Prompt: The records below are to be repeated in full, exactly as they are.

Entries shown:

/---

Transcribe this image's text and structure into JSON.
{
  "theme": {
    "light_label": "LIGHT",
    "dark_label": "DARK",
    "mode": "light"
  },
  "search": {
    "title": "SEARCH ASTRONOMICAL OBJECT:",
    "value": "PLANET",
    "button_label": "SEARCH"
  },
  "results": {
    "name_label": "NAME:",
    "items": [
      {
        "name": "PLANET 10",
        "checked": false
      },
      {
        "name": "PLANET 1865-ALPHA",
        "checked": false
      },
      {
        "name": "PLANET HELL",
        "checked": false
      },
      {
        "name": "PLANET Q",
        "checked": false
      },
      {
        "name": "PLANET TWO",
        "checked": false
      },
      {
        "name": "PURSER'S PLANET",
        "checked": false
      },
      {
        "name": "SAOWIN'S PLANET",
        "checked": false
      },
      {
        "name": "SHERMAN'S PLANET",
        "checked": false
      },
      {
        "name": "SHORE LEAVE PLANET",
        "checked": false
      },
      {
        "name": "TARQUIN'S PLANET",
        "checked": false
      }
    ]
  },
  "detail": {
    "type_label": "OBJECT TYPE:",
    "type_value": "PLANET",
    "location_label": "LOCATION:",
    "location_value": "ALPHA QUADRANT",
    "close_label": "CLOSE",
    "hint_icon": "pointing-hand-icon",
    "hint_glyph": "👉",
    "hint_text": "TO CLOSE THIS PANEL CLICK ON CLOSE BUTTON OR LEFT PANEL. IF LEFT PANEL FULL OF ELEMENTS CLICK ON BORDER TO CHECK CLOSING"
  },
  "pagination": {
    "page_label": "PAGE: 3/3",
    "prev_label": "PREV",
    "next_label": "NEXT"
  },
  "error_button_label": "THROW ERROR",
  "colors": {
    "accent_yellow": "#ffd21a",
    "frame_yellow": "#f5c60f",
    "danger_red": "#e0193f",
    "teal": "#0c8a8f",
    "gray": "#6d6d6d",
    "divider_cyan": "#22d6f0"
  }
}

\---

Task response:
Transcribe this image's text and structure into JSON.
{
  "theme": {
    "light_label": "LIGHT",
    "dark_label": "DARK",
    "mode": "light"
  },
  "search": {
    "title": "SEARCH ASTRONOMICAL OBJECT:",
    "value": "PLANET",
    "button_label": "SEARCH"
  },
  "results": {
    "name_label": "NAME:",
    "items": [
      {
        "name": "PLANET 10",
        "checked": false
      },
      {
        "name": "PLANET 1865-ALPHA",
        "checked": false
      },
      {
        "name": "PLANET HELL",
        "checked": false
      },
      {
        "name": "PLANET Q",
        "checked": false
      },
      {
        "name": "PLANET TWO",
        "checked": false
      },
      {
        "name": "PURSER'S PLANET",
        "checked": false
      },
      {
        "name": "SAOWIN'S PLANET",
        "checked": false
      },
      {
        "name": "SHERMAN'S PLANET",
        "checked": false
      },
      {
        "name": "SHORE LEAVE PLANET",
        "checked": false
      },
      {
        "name": "TARQUIN'S PLANET",
        "checked": false
      }
    ]
  },
  "detail": {
    "type_label": "OBJECT TYPE:",
    "type_value": "PLANET",
    "location_label": "LOCATION:",
    "location_value": "ALPHA QUADRANT",
    "close_label": "CLOSE",
    "hint_icon": "pointing-hand-icon",
    "hint_glyph": "👉",
    "hint_text": "TO CLOSE THIS PANEL CLICK ON CLOSE BUTTON OR LEFT PANEL. IF LEFT PANEL FULL OF ELEMENTS CLICK ON BORDER TO CHECK CLOSING"
  },
  "pagination": {
    "page_label": "PAGE: 3/3",
    "prev_label": "PREV",
    "next_label": "NEXT"
  },
  "error_button_label": "THROW ERROR",
  "colors": {
    "accent_yellow": "#ffd21a",
    "frame_yellow": "#f5c60f",
    "danger_red": "#e0193f",
    "teal": "#0c8a8f",
    "gray": "#6d6d6d",
    "divider_cyan": "#22d6f0"
  }
}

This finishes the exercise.